Solving ckt#3 the hard way using differential equations:
To start with, this equations always holds, for any capacitor
$$i = CdV/dt$$
In the circuit you've provided, we have two unknown voltages (V1 across C1 and V2 across C2). These can be solved by applying Kirchoff's Current Laws on the two nodes.
For node V1:
(V_s-V_1)/R_1 = C_1 dV_1/dt + (V_1-V_2)/R_2
And for node V2:
(V_1-V_2)/R_2 = C_2 dV_2/dt
Now we've got two differential equations in two unknowns. Solve the two simultaneously and we'll get the expressions for V1 and V2. Once V1 and V2 are calculated, calculating the currents through the branches is trivial.
Of course, solving differential equations is not trivial, so generally we use Laplace Transform or Fourier Transform to convert them into simple algebraic equations in the frequency domain, solve for the unknowns, and then do Inverse Laplace/Fourier transform to get the unknowns back into time domain.
Method 2: Use voltage divider rule:
If we recall that the impedance across a capacitor C is $$Z=1/jwC$$ and denoting the impedances of the two capacitors C1 and C2 as Z1 and Z2, we can calculate V2 using the formula for voltage division across two impedances (http://en.wikipedia.org/wiki/Voltage_divider): $$V_2 = V_1 R_2/(R_2 + Z_2)$$

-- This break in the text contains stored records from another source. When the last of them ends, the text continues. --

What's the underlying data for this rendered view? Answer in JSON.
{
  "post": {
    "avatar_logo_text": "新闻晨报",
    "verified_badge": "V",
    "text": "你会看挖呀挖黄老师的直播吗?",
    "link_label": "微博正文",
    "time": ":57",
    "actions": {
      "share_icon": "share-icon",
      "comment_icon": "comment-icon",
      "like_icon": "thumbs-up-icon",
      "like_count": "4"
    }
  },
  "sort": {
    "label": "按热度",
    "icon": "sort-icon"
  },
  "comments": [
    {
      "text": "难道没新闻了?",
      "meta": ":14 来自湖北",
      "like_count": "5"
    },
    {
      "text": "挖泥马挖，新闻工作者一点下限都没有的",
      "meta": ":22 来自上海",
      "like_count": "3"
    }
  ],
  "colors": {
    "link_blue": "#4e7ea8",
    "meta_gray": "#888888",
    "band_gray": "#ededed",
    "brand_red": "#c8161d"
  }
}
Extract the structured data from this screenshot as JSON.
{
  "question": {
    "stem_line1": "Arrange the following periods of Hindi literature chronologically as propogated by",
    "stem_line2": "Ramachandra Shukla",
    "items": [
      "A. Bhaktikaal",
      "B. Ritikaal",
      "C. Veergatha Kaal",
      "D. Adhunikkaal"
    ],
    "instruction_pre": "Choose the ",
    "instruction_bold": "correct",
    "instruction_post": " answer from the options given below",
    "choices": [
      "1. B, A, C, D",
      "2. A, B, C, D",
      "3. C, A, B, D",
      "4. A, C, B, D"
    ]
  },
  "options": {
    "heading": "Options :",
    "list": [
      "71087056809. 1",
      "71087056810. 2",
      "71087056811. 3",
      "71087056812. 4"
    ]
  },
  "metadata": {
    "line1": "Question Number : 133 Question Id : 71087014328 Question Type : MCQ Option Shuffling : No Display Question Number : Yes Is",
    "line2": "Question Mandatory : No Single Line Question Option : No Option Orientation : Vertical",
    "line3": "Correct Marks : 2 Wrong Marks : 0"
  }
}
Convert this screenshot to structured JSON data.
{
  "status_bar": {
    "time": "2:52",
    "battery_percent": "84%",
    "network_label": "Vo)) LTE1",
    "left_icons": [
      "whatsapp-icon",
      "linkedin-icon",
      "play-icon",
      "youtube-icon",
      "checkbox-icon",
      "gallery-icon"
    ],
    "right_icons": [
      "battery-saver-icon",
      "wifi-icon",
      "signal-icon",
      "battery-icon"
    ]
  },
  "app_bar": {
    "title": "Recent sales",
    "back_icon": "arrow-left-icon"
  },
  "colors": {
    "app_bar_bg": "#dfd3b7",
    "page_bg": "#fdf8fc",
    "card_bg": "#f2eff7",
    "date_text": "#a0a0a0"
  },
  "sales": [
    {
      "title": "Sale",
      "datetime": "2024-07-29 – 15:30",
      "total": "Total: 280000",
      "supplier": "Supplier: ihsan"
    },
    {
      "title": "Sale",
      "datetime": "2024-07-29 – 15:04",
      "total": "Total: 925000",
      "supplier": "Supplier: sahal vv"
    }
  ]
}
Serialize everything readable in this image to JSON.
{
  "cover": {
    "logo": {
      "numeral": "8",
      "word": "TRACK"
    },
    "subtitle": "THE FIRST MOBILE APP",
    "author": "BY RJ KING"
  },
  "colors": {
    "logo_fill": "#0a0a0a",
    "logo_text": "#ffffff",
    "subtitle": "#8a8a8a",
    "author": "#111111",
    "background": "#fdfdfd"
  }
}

V1 can also be calculated using the same rule, the only issue is that the impedance on the right side of node 1 is a bit complex: it's the parallel combination of Z1 and (R2 + Z2). V1 now becomes $$V_1 = V_s (Z_1*(R_2+Z_2)/(Z_1+R_2+Z_2))/(R_1 + (Z_1*(R_2+Z_2)/(Z_1+R_2+Z_2)))$$
What to do next is to expand Z1 and Z2 using the capacitive-impedance formula, to get V1 and V2 in terms of w. If you need the complete time response of the variables, you can do Inverse Fourier Transforms and get V1 and V2 as functions of time. If however, you just the need the final (steady-state) value, just set $$w=0$$ and evaluate V1 and V2.
A rather simpler way:
This method can give only the final steady-state values, but it's a bit handy for quick calculations. The catch is that once a circuit has settled into a steady state, the current through every capacitor will be zero. Take the first circuit (the simple RC) for example. The fact that the current through C is zero dictates the current through R (and hence the voltage drop across it) also to be zero. Hence, the voltage across C will be equal to Vs.
For the second circuit, all the current must pass through the path R1->R2->R3 if the capacitor draws no current. This means the voltage across C (equal to the voltage across R2) is $$V_s R_2 / (R_1 + R_2 + R_3)$$
In the last circuit, current through C2 being equal to zero implies the current through R2 being zero (and hence any voltage drop across it). This means any current that flows must take the path R1->C1. However, the current through C1 is also zero, which means R1 also carries no current. So both the voltages V1 and V2 will be equal to Vs in steady state